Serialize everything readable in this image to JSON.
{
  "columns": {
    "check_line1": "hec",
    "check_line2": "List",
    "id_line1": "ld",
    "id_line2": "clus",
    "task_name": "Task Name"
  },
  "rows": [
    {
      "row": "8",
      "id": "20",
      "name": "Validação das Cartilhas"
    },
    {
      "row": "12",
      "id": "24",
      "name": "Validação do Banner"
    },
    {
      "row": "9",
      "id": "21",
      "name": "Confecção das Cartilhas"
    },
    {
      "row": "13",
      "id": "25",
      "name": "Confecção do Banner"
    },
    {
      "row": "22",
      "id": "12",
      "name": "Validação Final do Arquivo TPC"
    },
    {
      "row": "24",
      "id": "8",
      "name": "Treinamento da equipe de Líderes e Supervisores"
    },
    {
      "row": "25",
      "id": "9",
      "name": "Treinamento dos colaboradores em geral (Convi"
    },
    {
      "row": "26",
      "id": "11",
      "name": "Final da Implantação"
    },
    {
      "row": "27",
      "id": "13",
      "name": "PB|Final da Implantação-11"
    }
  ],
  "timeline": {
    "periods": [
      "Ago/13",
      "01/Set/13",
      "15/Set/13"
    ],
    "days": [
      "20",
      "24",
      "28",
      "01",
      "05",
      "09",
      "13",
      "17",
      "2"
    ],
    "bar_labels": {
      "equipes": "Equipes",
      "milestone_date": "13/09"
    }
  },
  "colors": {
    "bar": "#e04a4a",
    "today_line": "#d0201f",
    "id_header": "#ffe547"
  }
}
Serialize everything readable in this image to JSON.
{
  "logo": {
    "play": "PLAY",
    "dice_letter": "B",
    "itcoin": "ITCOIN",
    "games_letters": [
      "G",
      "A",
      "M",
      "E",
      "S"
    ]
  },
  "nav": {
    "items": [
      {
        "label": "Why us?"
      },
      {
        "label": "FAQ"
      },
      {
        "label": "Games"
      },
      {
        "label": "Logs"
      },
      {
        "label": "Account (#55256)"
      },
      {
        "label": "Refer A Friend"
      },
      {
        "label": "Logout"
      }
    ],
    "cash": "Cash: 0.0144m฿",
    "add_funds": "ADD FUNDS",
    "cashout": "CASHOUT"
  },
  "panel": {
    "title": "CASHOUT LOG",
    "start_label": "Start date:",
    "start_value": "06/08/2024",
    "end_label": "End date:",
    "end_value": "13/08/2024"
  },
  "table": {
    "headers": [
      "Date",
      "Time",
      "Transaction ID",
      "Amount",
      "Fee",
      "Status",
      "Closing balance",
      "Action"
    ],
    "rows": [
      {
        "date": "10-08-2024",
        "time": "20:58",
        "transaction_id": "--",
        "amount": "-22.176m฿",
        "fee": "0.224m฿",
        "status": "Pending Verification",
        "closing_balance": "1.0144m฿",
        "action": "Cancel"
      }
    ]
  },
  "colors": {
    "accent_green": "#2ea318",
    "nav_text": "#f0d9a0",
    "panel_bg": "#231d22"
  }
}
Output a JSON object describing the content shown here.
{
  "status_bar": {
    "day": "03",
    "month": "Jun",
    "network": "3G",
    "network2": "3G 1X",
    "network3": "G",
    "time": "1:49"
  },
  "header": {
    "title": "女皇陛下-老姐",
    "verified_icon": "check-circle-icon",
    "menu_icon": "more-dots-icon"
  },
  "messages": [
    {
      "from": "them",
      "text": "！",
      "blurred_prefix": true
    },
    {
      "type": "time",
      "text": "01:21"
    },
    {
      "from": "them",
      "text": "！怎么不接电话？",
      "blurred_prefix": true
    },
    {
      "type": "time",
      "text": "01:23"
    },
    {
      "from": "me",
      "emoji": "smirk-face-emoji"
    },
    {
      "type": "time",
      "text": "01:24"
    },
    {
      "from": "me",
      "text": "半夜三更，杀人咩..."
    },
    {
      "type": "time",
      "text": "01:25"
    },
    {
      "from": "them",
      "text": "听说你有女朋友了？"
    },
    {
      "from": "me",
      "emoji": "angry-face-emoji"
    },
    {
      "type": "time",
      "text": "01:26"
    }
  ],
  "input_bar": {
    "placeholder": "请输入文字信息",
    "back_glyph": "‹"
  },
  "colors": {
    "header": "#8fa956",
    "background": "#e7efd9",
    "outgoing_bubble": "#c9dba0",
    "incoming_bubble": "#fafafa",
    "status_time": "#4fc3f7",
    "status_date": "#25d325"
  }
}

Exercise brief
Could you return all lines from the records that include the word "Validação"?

Output for this exercise
      "name": "Validação das Cartilhas"
      "name": "Validação do Banner"
      "name": "Validação Final do Arquivo TPC"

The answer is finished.